## [What you have to do]
Reproduce all records exactly.

-- Opening Marker --

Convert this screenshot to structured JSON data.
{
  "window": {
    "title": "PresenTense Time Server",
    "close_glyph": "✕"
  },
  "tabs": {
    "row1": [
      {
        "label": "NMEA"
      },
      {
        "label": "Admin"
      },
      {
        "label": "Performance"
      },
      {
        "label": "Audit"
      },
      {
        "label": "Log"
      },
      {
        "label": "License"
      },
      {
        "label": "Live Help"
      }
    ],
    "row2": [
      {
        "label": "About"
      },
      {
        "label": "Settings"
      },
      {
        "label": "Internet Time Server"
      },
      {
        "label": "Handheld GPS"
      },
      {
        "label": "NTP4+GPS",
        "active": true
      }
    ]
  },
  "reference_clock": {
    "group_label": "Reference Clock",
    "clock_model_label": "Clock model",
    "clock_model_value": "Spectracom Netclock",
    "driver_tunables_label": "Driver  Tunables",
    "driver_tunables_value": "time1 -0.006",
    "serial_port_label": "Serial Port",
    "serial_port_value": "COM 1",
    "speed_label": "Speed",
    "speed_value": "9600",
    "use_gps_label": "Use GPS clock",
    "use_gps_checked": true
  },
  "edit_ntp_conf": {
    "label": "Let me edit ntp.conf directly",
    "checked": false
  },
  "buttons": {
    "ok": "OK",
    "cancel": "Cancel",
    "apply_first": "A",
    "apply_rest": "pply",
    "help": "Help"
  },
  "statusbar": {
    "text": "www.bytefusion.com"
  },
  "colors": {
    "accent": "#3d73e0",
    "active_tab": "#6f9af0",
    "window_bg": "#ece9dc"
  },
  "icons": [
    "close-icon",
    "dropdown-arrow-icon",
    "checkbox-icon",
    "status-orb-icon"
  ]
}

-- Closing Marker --

## [Solution to the exercise]
Convert this screenshot to structured JSON data.
{
  "window": {
    "title": "PresenTense Time Server",
    "close_glyph": "✕"
  },
  "tabs": {
    "row1": [
      {
        "label": "NMEA"
      },
      {
        "label": "Admin"
      },
      {
        "label": "Performance"
      },
      {
        "label": "Audit"
      },
      {
        "label": "Log"
      },
      {
        "label": "License"
      },
      {
        "label": "Live Help"
      }
    ],
    "row2": [
      {
        "label": "About"
      },
      {
        "label": "Settings"
      },
      {
        "label": "Internet Time Server"
      },
      {
        "label": "Handheld GPS"
      },
      {
        "label": "NTP4+GPS",
        "active": true
      }
    ]
  },
  "reference_clock": {
    "group_label": "Reference Clock",
    "clock_model_label": "Clock model",
    "clock_model_value": "Spectracom Netclock",
    "driver_tunables_label": "Driver  Tunables",
    "driver_tunables_value": "time1 -0.006",
    "serial_port_label": "Serial Port",
    "serial_port_value": "COM 1",
    "speed_label": "Speed",
    "speed_value": "9600",
    "use_gps_label": "Use GPS clock",
    "use_gps_checked": true
  },
  "edit_ntp_conf": {
    "label": "Let me edit ntp.conf directly",
    "checked": false
  },
  "buttons": {
    "ok": "OK",
    "cancel": "Cancel",
    "apply_first": "A",
    "apply_rest": "pply",
    "help": "Help"
  },
  "statusbar": {
    "text": "www.bytefusion.com"
  },
  "colors": {
    "accent": "#3d73e0",
    "active_tab": "#6f9af0",
    "window_bg": "#ece9dc"
  },
  "icons": [
    "close-icon",
    "dropdown-arrow-icon",
    "checkbox-icon",
    "status-orb-icon"
  ]
}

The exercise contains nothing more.